Kyou finds Tooru sitting in the classroom after everyone else left, and his thoughts stray towards what she was thinking about before he arrived, when she was alone. When she excitedly presents Kyou with the revised script, I was fully prepared for him to dismiss it out of hand, or even slap it out of hers, like the old Kyou; like the Kyou who might’ve resurfaced after his rant to Yuki.

Instead, he draws ever so close to Tooru, and then agrees to do the play, warning her not to laugh at him! The two share blushing looks before heading home together. The now-explicit contrast between Yuki’s and Kyou’s feelings for Tooru paves the way for potential happiness for all three of them in the future. I’m also not discounting the potential for a relationship between Yuki and Machi—stranger things have and will happen!

Appare-Ranman! – 09 – Taking a Load Off

The car companies decide that despite the threat of Gil, the race will go on. The route to the next supply point is adjusted for the safety of the race staff. That means all of the racers have a day off, and this episode is all about how they spend that day, which means it’s all about Appare-Ranman’s colorful cast of characters.

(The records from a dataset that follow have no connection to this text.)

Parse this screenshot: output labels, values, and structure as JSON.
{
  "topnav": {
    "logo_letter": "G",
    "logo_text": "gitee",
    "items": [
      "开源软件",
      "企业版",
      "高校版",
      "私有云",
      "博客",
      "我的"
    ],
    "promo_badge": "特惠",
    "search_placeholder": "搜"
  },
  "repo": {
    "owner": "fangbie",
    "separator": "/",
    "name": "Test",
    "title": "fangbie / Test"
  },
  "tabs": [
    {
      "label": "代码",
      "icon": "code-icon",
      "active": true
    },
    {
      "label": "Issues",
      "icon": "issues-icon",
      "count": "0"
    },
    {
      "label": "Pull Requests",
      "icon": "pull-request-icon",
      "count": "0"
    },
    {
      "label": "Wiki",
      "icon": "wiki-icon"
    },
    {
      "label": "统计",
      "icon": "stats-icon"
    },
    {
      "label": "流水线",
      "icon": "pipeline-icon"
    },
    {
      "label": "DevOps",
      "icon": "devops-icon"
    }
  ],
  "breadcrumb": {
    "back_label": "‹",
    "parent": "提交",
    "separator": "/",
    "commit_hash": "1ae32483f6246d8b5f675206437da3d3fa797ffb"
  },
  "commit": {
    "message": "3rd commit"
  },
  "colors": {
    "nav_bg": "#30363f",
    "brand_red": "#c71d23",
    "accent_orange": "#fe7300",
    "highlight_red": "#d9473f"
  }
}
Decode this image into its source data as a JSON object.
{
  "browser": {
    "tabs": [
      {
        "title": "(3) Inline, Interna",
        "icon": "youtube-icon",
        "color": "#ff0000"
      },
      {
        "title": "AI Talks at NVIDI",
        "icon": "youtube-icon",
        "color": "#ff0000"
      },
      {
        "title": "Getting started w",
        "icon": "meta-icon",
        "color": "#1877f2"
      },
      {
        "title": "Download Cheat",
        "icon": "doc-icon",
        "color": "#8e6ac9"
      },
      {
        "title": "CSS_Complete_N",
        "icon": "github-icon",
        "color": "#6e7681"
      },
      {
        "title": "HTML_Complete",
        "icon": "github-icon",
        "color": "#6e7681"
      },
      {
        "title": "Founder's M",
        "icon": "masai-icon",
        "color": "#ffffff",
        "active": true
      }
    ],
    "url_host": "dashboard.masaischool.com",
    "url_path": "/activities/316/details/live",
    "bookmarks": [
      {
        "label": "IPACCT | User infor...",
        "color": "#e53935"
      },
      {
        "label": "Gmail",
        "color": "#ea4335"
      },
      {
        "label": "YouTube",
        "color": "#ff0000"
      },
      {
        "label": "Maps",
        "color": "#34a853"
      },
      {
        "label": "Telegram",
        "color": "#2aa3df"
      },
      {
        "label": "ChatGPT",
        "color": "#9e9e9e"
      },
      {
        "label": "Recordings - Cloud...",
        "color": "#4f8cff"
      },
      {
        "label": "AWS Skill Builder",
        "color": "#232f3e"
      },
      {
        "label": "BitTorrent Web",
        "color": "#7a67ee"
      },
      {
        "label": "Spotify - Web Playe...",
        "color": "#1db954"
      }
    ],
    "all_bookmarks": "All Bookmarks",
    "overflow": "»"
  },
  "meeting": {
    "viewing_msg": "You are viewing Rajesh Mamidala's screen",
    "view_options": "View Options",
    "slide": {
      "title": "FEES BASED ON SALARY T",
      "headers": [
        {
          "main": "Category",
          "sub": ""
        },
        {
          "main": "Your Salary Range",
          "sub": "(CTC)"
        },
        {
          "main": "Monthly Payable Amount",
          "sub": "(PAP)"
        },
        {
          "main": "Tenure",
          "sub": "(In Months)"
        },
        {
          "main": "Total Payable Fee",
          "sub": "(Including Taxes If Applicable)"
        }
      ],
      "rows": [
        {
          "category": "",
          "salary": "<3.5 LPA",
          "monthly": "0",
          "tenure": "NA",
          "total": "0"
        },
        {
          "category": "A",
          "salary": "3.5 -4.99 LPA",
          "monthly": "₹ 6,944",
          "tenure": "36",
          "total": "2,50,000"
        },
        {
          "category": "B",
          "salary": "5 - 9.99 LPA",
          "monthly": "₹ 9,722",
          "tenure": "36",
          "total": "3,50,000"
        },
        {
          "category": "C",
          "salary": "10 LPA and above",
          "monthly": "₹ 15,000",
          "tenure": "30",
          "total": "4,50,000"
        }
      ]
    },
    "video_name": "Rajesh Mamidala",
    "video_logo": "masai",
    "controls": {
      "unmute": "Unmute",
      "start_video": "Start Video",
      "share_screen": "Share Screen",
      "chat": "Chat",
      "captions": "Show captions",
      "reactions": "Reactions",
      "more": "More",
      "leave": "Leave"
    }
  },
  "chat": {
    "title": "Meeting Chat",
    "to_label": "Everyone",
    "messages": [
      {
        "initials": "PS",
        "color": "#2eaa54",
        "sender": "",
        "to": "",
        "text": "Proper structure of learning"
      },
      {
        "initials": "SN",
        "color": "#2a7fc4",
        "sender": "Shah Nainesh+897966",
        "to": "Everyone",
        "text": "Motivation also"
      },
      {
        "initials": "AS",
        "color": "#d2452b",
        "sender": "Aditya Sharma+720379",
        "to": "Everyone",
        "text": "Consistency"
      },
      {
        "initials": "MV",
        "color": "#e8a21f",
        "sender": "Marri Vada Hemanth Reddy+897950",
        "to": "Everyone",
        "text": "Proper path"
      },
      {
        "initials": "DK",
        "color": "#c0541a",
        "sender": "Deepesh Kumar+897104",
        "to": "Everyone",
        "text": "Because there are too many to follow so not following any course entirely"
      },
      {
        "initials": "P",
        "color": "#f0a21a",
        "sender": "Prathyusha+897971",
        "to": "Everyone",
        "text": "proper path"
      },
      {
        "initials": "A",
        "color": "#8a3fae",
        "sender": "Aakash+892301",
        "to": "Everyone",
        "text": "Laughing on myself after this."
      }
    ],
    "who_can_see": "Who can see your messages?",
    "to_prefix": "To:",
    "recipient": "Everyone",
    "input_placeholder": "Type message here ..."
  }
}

This episode features a formidable number of character pairings and groupings, from Hototo an Dylan to Appare and former engineer Seth Carter to Hototo and the Bad Brothers. Appare spends much of the day lost in deep calculations about his hybrid drive, but everyone else basically kicks back.

We learn a lot of little details during this slice-of-life excursion: TJ and Al have a drinking contest, but Sofia easily drinks both of them under the table. Xialian and Kosame spar, and the former brings up how her father taught her kung fu to protect herself. Little things here and there that bring the ensemble cast to life.

Naturally there’s a fair amount of comedy in the episode, from the lost-in-thought Appare collecting objects until he’s riding on a donkey’s back in a barber’s smock with display pennants and a ragdoll hanging from him and his foot in a bucket.

The donkey eventually bucks him straight into a building occupied by one Thomas Edison. There’s even a hot springs session with the whole gang, and Kosame and Appare learn about American modesty the hard way. Sofia discusses Al with Xialian while the boys play an increasingly spirited game of jan-ken-pon.

It’s all a lot of fun despite the fact there’s no racing, and by sunrise the next day Appare’s hybrid system is in good working order, such that he deems the “real race” about to begin. But as Sofia boards the train that will follow the route of the race, she’s accompanied by Richard Riesman, whom we already know to be the real villainous Gil. No matter how much liquor Sofia can hold, that can’t be good!